Breaking the Lease in Ontario
In Ontario, a tenancy can only be established once the landlord and tenant have signed a rental contract or agreement. To end it, your tenant must meet certain rules as outlined by the Residential Tenancies Act.
In this article, you’ll learn all about how to break a lease in Ontario.
What are the Two Types of Tenancies a Tenant Can Sign in Ontario?
When looking to rent a home, Ontario tenants have two options: depending on their needs, they can either go for a fixed-term tenancy or a non-fixed one.
In a fixed-term tenancy, you and your tenant must agree on the duration of the agreement. The agreement must state the start and end date of the lease term.
Once both you and your tenant sign it, you’re both agreeing to abide by the terms for a specific duration of time.
For example, if the tenancy lasts a year, the tenant agrees to pay rent on time for the entire 12 months. On your part, you also agree to rent your property to the tenant for the full year.
The other type of tenancy is a non-fixed-term tenancy. This means there’s no set date for when the tenancy ends. This type can be a daily, weekly, or monthly tenancy.
Since there’s no end date, the tenancy can end in any of three ways:
- Both of you agree to end it;
- Your tenant notifies you of their intention to end the lease, or;
- The LTB issues an eviction order.
Ontario Lease Ending Notices
A tenant has two options when looking to end their lease in Ontario. The first option is to notify the landlord of their intention to end their tenancy.
Here, your tenant must inform you of the last day they plan on living in the unit. If the tenancy is fixed-term, then your tenant must give you notice of at least 60 days before moving out.
If the tenant fails to do so, the tenancy continues.
The same notice requirements apply for a monthly, non-fixed term. However, if your tenant pays rent weekly or daily, then they must notify you 28 days prior to moving out.
The other option a tenant has when looking to end a lease is to enter an agreement with you. If both of you agree, the tenancy will end on the day mentioned in the agreement.
When Breaking a Lease Agreement is Legally Justified in Ontario
Generally speaking, an Ontario tenant cannot end a tenancy agreement before the period ends. That being said, life happens, and your tenant may have no other option than to move out.
The following are the legally justified reasons to move out before the end date.
1. Both parties agree.
As the two parties in the tenancy, both you and your tenant can agree to end the tenancy at any point. The agreement should state the specific date the tenancy must end.
Although an oral agreement can suffice, a written agreement is always the best option to avoid problems.
Once the agreement is made, the tenant must move out by the date both of you agreed upon.
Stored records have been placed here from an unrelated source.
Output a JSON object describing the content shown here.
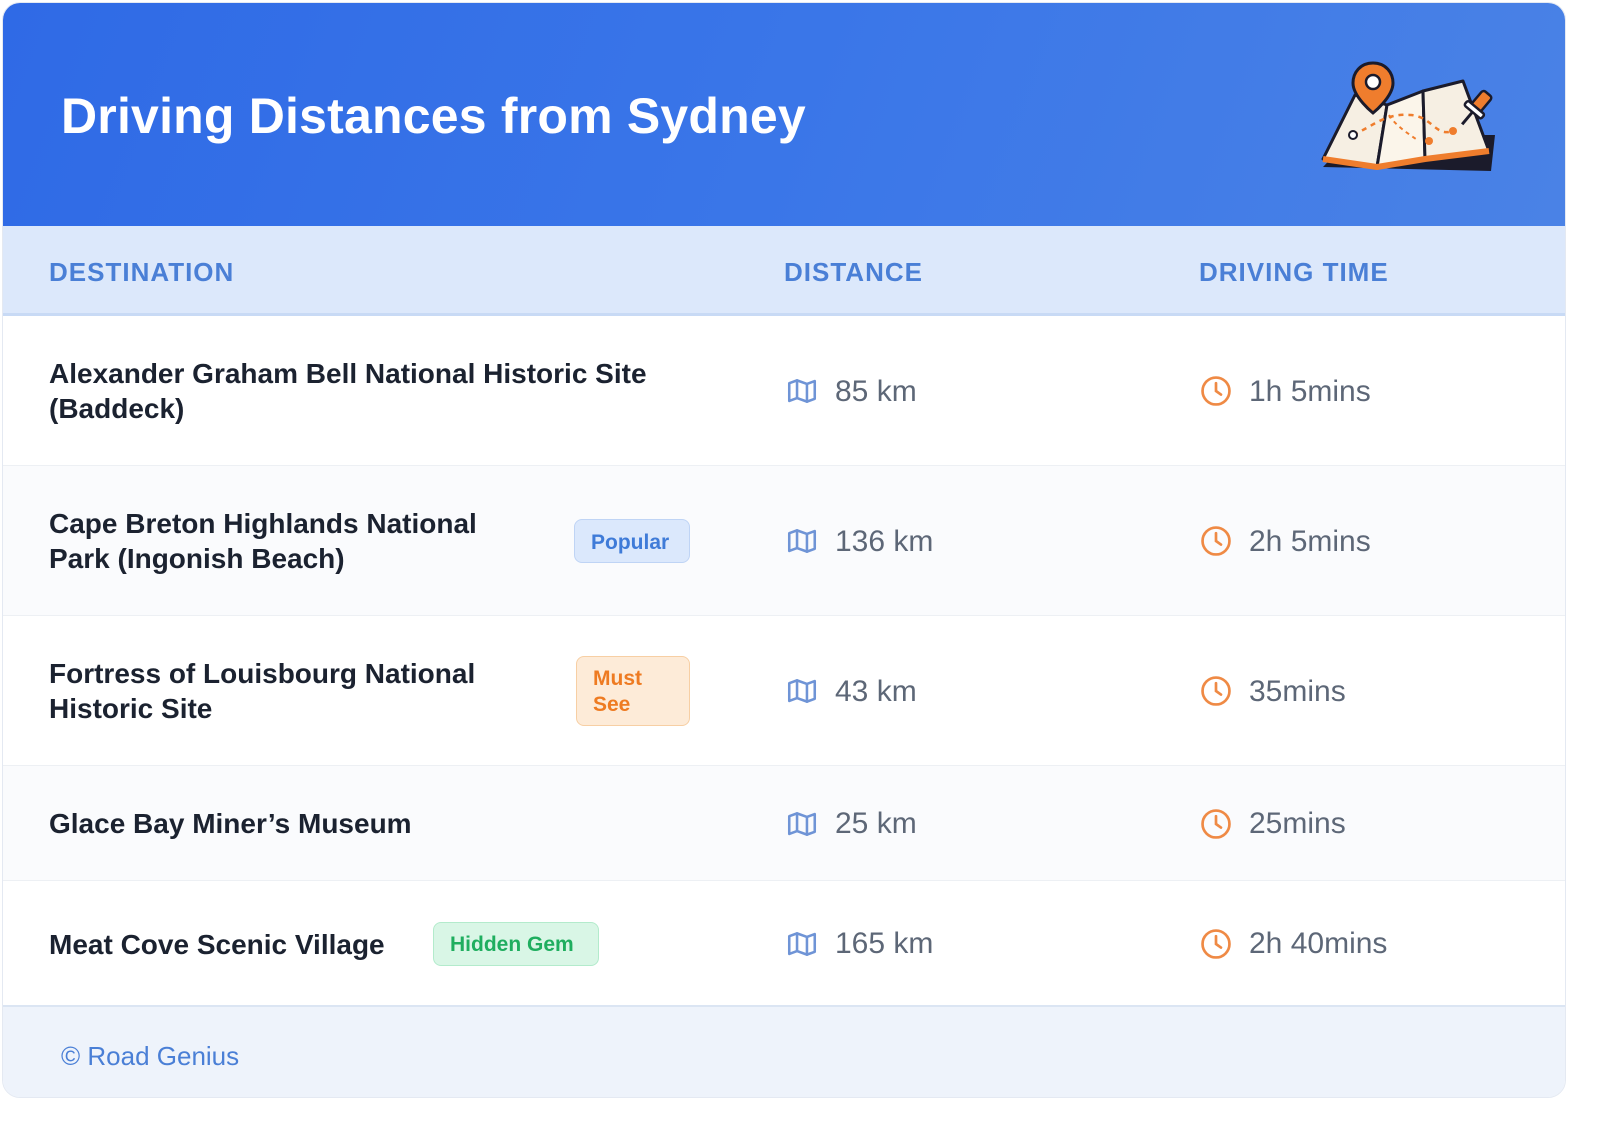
{
  "header": {
    "title": "Driving Distances from Sydney",
    "illustration_icon": "folded-map-with-location-pin-icon",
    "gradient_colors": [
      "#2f6ae6",
      "#4a82e6"
    ]
  },
  "table": {
    "columns": [
      "DESTINATION",
      "DISTANCE",
      "DRIVING TIME"
    ],
    "distance_icon": "map-icon",
    "time_icon": "clock-icon",
    "rows": [
      {
        "destination_lines": [
          "Alexander Graham Bell National Historic Site",
          "(Baddeck)"
        ],
        "badge": null,
        "distance": "85 km",
        "driving_time": "1h 5mins"
      },
      {
        "destination_lines": [
          "Cape Breton Highlands National",
          "Park (Ingonish Beach)"
        ],
        "badge": {
          "lines": [
            "Popular"
          ],
          "style": "popular"
        },
        "distance": "136 km",
        "driving_time": "2h 5mins"
      },
      {
        "destination_lines": [
          "Fortress of Louisbourg National",
          "Historic Site"
        ],
        "badge": {
          "lines": [
            "Must",
            "See"
          ],
          "style": "mustsee"
        },
        "distance": "43 km",
        "driving_time": "35mins"
      },
      {
        "destination_lines": [
          "Glace Bay Miner’s Museum"
        ],
        "badge": null,
        "distance": "25 km",
        "driving_time": "25mins"
      },
      {
        "destination_lines": [
          "Meat Cove Scenic Village"
        ],
        "badge": {
          "lines": [
            "Hidden Gem"
          ],
          "style": "hidden"
        },
        "distance": "165 km",
        "driving_time": "2h 40mins"
      }
    ]
  },
  "footer": {
    "credit": "© Road Genius"
  },
  "colors": {
    "accent_blue": "#4a7fd6",
    "map_icon_color": "#6f94d6",
    "clock_icon_color": "#ef8a45",
    "popular_badge": "#3f7bd8",
    "mustsee_badge": "#ee7b22",
    "hidden_gem_badge": "#1fae5f"
  }
}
Your tenant can only stay if you agree. Otherwise, you can apply to the Landlord Tenant Board to evict the tenant.
2. The agreement isn’t valid.
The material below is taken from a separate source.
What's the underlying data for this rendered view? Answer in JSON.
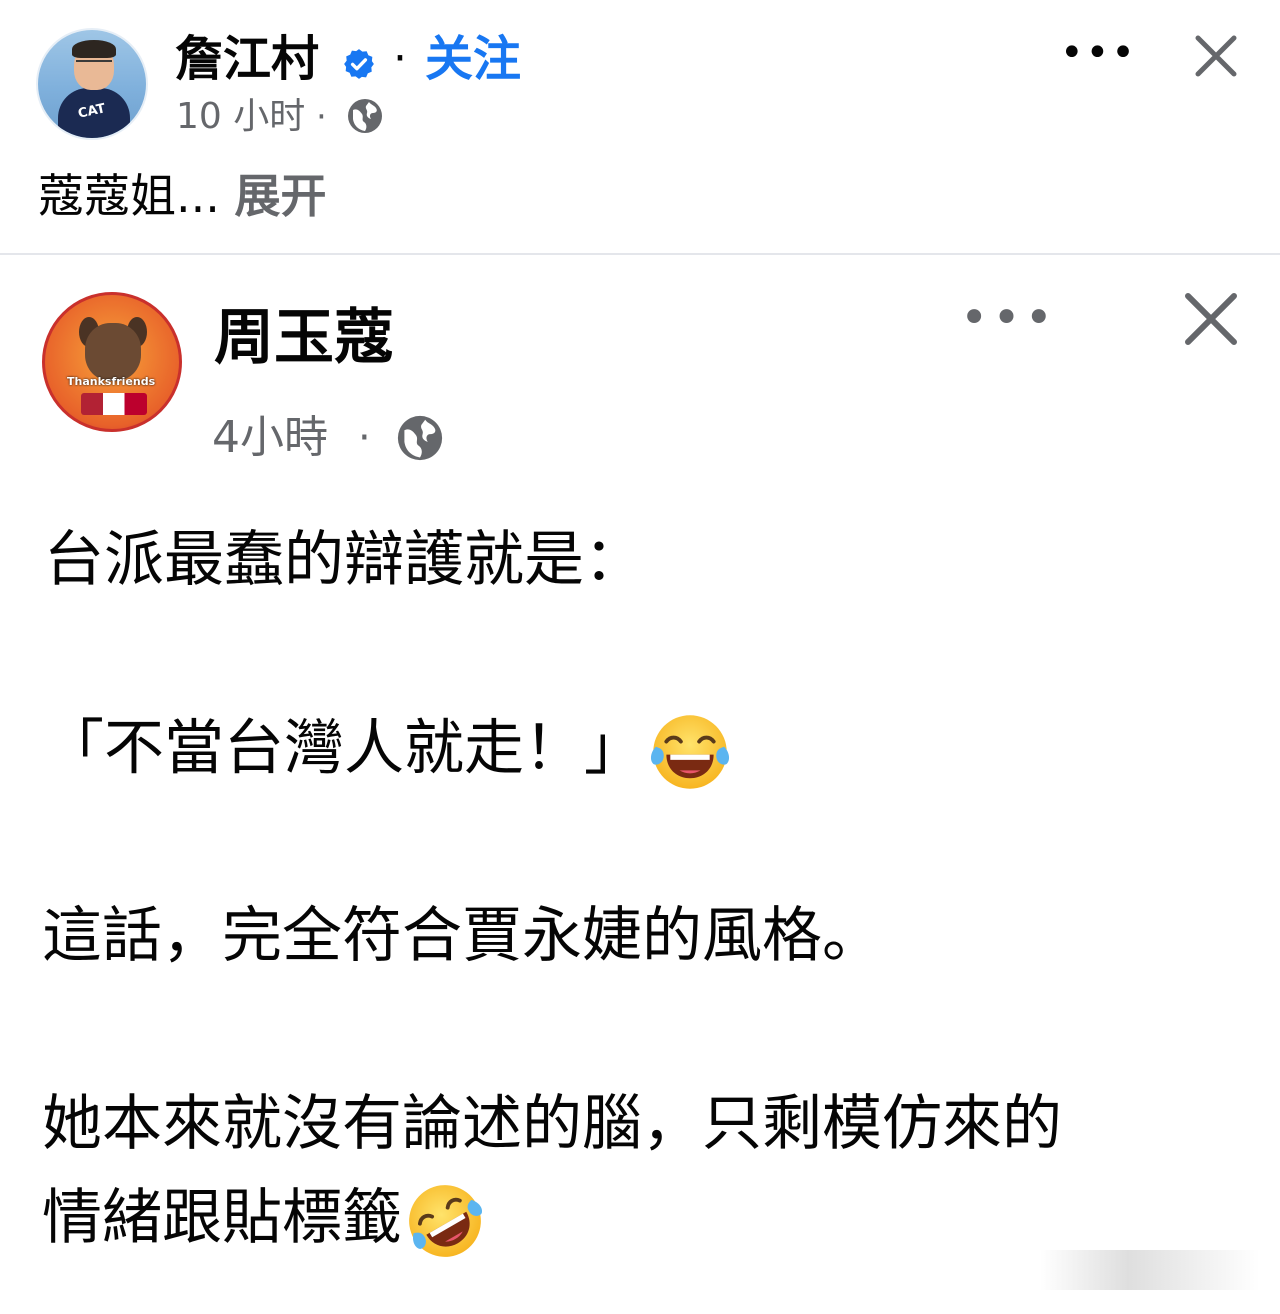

You cannot require a tenant to agree to end their tenancy as a condition for renting your property.
This rule, however, doesn’t apply in certain circumstances, such as to students living in university or college residencies.
3. The tenant assigns the tenancy to someone else.
Your tenant can also end their tenancy if you let them assign or sublet their tenancy to another person.
An assignment and a sublet are two different things. When a tenant sublets their unit, it means that they are only moving out temporarily and they plan on moving back before the tenancy ends.
The person that moves in is known as the subtenant. The subtenant continues with the same lease terms as the original tenant.
An assignee, on the other hand, completely takes over the agreement once they move in. And, just like a sublet, they continue living on the unit under the same terms and conditions. Your tenant must seek your permission for an assignment.
If you don’t let your tenant assign the rental unit, or you fail to reply to your tenant’s request to assign, your tenant can end the tenancy by serving you Form N9.
Be that as it may, as a landlord, you reserve the right to accept or reject an assignee. But even so, note that you cannot refuse an assignee either arbitrarily or unreasonably.
You are allowed to charge your tenant any reasonable costs incurred in approving an assignee (for example, costs of screening the tenant.)
4. The landlord fails to meet their obligations under the RTA.
Your tenant may also be legally justified to end their lease if you fail in your responsibilities as a landlord. According to the Ontario landlord-tenant laws, a landlord in Ontario has failed in their responsibilities if they:
- Fail to keep the rental property to habitability standards.
- Enter the rental unit unlawfully.
- Harass their tenant.
- Interfere with their tenant’s reasonable enjoyment of their rented unit.
- Withhold or fail to provide a vital service promised in the agreement.
- Change locks without providing their tenant with replacement keys.
- Unreasonably deny a tenant from subletting or assigning the rental unit.
5. Your tenant is a domestic violence victim.
Your tenant may also be able to end their lease early if they are a domestic violence victim. The tenant must provide you notice of at least 28 days before moving out.
Besides the notice, your tenant must also provide you a copy of a restraining order or a peace bond.
Disclaimer: This information is only intended to be informational. If you have specific questions or need expert help, kindly consider hiring a qualified attorney or an experienced property management company in Ontario.